Dome - Stoking the research engine
Stoking the research engine
Date: March 4, 2011
Basic scientists get an update on new efforts to drive discovery.
When Chi Dang stood to talk about November’s basic science retreat, he quickly drilled down to two key topics that always get the attention of researchers—new obstacles for grants and new protocols for allocating space.
The occasion was an early February gathering with dozens of research leaders at the three-year-old John G. Rangos Sr. Building at the northern edge of campus. Dang, vice dean for research, had hailed the retreat as “one of the most rewarding” in the institution’s half dozen retreats, noting that it “reaffirmed the depth and breadth of research at our institution—from molecules to delivery of health care—and started a conversation about what needs to be done to best fuel the discovery engine.”
In his talk, Dang briefly touched on the retreat’s actual discussions, including how new ideas on brain injury now preoccupy three different departments; how to best optimize our intellectual capital; how to best harness the latest in genomics, informatics and emerging technologies; what to do about the obesity epidemic; and how to better query our extensive database of electronic medical records for definitive clinical outcomes.
“And after all the fun happened,” Dang smiled, “we actually had a nice reception.”
But Dang’s talk lingered on one of Hopkins’ eternal topics: How can we keep blazing new trails if researchers can’t get adequate lab space?
Dang outlined an emerging program—borne of the retreat—in which department heads can pool their space resources into a single database and analyze it more globally. In the early going, he says, some “excess space” will likely be identified and “some internal shuffling could happen.”

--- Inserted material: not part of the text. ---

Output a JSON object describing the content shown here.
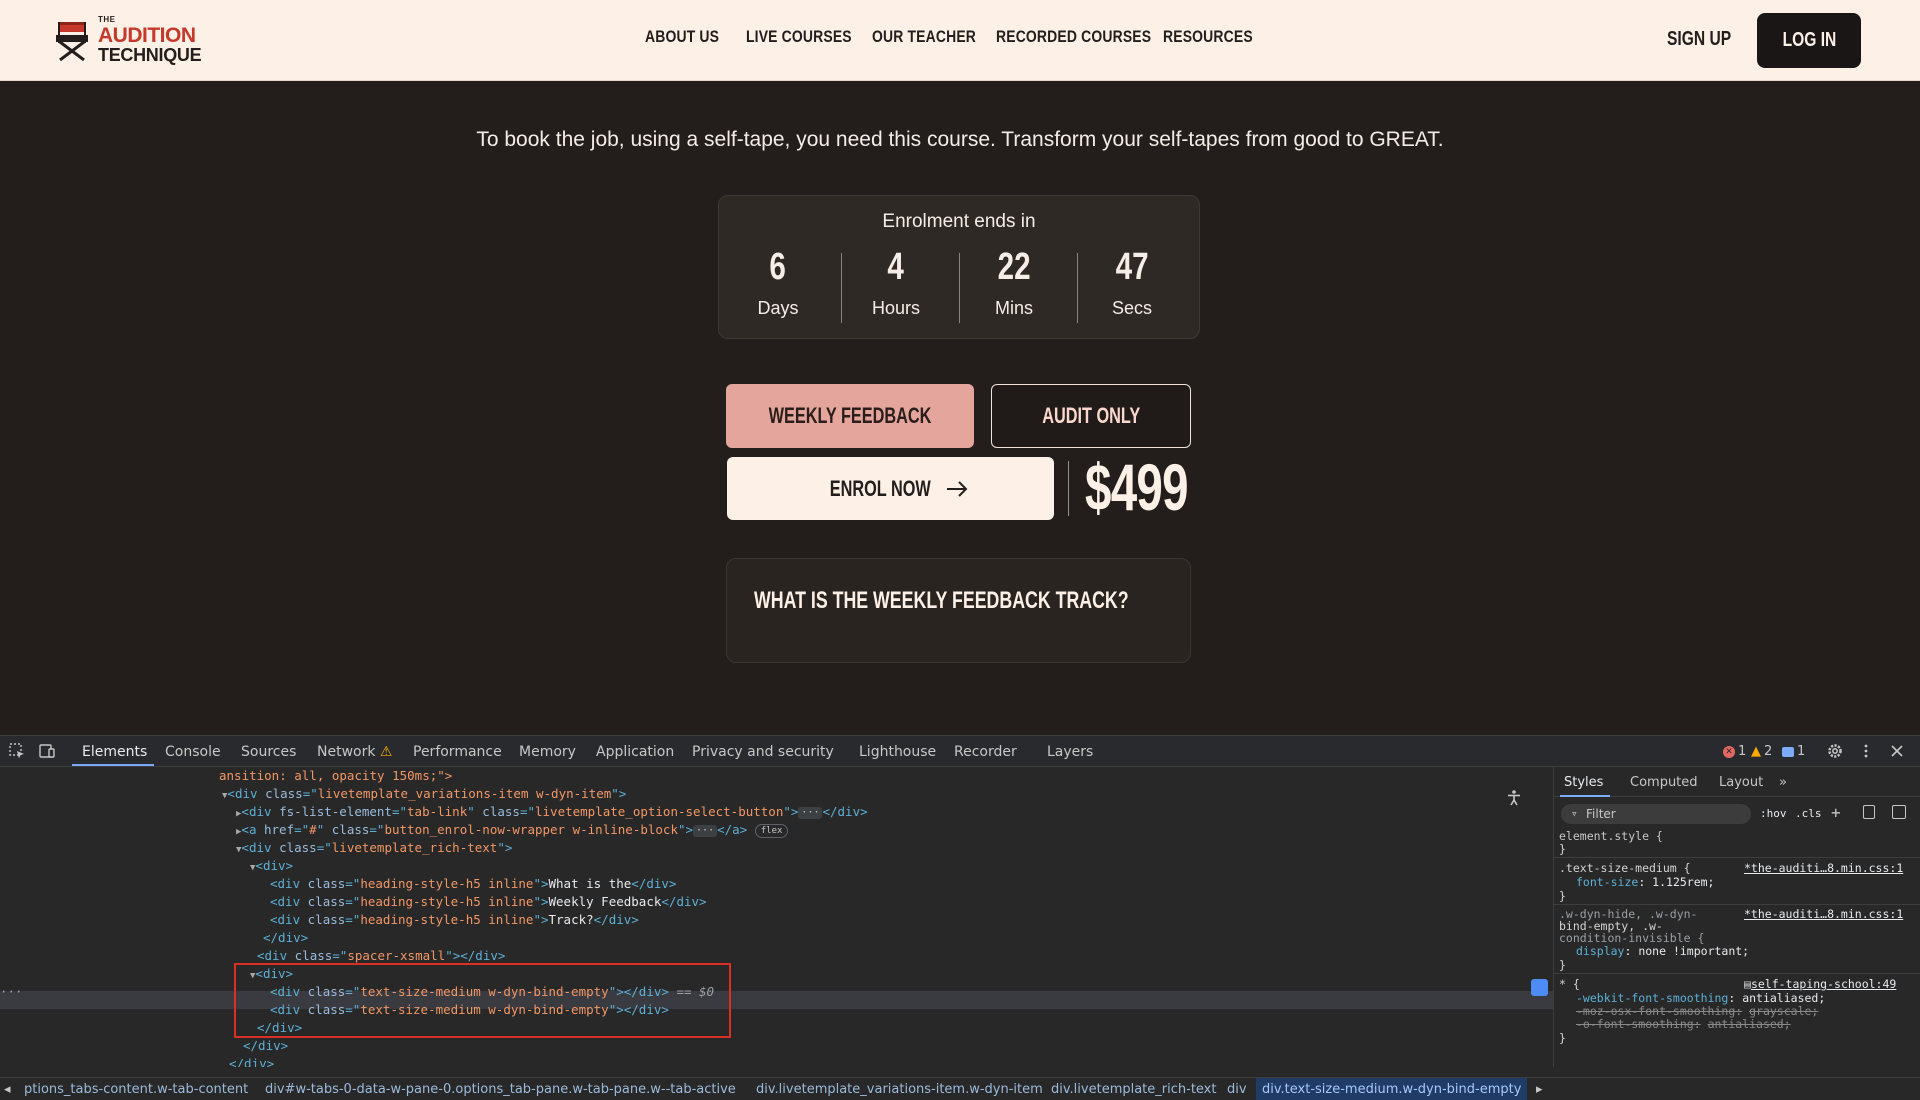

One of the dividends, Dang says, could actually dovetail with new collaborations in which researchers pursuing the same questions from different disciplines could work more closely together. Dang believes the approach can also enhance Hopkins’ robust intellectual capital. He says key groups plan to reconvene in the near future to share recommendations.
Dang’s comment on collaboration prompted Dean/CEO Edward Miller to sound a new challenge in grant writing. Miller said new grants submitted to the NIH will now be subject to a steeper “two-and-out” rule, in which proposals on the same topic will only be considered twice before a research group’s idea is permanently denied funding prospects. Traditionally, the NIH would indulge a third shot.
“This is going to be a big deal,” Miller said, suggesting that scientists seeking grants might benefit from subjecting their proposals to deeper analytics and that new collaborations might give them an edge.
“This could be a big threat to us,” Dang added, describing how most faculty have themes to their research—meaning that an overarching question can spawn a series of related study questions—and that grant-seekers must be more careful to articulate distinctive questions to avoid any perception of seeking the same funding a third time. One of the reasons the new rules are a special threat to Hopkins, Dang explained, is that previous grant proposals often won funding on their third attempt.